There are three types of approaches to chemical recycling that Covestro is pursuing:
- Chemolysis: Splitting of plastics into individual building blocks (monomers) by chemical processes. Solvents, catalysts, heat or pressure are used.
- Smart Pyrolysis: Breaking down plastics into individual building blocks (monomers) by heating in the absence of oxygen. The approach pursued by Covestro is characterized by low temperatures, resulting in fewer process steps and CO2 emissions compared with conventional high-temperature pyrolysis.
- Enzymatic Recycling: Splitting plastics into individual building blocks (monomers) with the help of enzymes at moderate temperatures.
In these processes, waste materials are recycled into new raw materials without changing the base structure of the material. For example, after sorting and processing, plastic is crushed into granulate. This can be melted down and made into new plastic. One of the ways Covestro uses mechanical recycling is to transform water bottles, into high-grade plastic components for electronic and household appliances as well as for car parts.

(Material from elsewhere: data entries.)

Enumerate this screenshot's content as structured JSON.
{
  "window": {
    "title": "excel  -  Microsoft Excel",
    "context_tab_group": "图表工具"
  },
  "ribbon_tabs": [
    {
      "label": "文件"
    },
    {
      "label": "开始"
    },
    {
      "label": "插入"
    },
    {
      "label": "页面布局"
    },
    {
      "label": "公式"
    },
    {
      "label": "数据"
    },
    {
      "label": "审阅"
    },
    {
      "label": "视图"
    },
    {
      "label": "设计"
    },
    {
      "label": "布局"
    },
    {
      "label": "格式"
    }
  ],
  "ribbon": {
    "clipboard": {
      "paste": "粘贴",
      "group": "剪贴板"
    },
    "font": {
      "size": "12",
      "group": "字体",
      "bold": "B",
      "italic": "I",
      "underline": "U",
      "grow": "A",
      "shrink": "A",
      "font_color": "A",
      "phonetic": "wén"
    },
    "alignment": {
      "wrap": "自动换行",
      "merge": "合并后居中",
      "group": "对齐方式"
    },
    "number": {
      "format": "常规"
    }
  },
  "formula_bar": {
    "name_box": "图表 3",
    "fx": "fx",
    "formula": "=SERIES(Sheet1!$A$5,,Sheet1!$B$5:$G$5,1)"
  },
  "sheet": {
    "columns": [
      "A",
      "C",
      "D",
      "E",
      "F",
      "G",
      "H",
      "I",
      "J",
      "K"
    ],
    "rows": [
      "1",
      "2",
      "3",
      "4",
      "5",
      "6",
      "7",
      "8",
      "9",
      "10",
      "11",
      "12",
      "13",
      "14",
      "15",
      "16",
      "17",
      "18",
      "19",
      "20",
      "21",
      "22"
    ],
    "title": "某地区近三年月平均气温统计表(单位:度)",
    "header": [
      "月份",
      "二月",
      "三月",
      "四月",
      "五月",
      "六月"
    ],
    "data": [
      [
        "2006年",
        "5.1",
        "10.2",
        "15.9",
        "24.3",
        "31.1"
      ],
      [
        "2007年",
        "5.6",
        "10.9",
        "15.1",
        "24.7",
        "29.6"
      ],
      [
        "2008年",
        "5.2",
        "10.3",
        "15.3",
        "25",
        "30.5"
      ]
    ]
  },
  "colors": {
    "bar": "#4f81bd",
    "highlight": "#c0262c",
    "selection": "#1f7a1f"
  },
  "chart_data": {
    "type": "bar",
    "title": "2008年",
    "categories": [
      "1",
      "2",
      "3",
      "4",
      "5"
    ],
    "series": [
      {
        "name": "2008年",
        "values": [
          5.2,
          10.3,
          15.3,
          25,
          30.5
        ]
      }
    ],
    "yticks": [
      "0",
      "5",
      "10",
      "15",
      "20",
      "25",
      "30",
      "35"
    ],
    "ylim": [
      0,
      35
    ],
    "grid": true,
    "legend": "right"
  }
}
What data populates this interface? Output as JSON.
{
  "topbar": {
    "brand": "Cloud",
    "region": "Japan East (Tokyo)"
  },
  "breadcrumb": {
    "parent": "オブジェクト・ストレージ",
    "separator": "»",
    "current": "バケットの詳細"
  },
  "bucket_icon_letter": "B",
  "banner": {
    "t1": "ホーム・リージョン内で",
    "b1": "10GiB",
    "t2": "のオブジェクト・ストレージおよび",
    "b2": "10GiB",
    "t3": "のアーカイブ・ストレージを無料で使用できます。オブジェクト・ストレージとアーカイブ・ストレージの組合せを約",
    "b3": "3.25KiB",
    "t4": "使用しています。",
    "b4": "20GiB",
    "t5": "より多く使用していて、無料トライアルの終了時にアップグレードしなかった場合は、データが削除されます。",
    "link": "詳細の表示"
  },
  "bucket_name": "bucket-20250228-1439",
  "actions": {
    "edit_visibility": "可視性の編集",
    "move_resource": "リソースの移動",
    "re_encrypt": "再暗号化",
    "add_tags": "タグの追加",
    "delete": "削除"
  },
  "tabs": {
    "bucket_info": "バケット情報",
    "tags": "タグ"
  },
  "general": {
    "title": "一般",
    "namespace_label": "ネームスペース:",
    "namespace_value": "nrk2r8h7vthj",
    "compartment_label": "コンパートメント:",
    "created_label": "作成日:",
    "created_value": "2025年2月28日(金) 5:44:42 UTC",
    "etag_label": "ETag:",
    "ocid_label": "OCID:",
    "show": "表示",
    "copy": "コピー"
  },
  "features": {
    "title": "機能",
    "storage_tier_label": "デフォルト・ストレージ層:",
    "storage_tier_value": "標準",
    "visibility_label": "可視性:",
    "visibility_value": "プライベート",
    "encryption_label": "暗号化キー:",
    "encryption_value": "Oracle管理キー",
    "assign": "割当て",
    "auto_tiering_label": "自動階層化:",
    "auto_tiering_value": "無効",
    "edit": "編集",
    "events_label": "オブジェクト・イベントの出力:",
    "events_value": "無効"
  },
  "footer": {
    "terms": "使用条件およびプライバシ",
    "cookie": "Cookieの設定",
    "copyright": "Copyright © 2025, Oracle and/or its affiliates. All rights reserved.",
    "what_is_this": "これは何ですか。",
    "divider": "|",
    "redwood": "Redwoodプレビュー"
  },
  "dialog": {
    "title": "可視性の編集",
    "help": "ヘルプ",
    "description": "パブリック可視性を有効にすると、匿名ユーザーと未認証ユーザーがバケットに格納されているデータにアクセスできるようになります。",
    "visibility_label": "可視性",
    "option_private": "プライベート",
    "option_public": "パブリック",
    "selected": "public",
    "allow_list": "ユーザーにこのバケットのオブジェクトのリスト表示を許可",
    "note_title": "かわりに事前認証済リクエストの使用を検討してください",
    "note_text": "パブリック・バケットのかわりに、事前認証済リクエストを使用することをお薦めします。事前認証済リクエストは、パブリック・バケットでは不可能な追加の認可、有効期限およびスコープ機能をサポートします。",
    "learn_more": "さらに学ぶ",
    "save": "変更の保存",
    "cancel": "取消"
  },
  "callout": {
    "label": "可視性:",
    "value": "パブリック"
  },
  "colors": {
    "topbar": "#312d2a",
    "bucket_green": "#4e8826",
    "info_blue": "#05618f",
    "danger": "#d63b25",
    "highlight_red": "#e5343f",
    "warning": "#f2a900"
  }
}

Design for Recycling
It is important to design plastics as recyclable materials from the very beginning, thereby protecting the environment. Covestro is also active in this field.
With Niaga® , we have a concept that enables tailored recycling by allowing the materials of the products to be traced. Here, we work together with 16 partners worldwide. QR-coded labels provide access to a unique product passport. This gives manufacturers and recyclers, for example, precise information about the materials and how they can be recycled. So that mattresses, carpets and furniture panels end up in the bulky waste less often.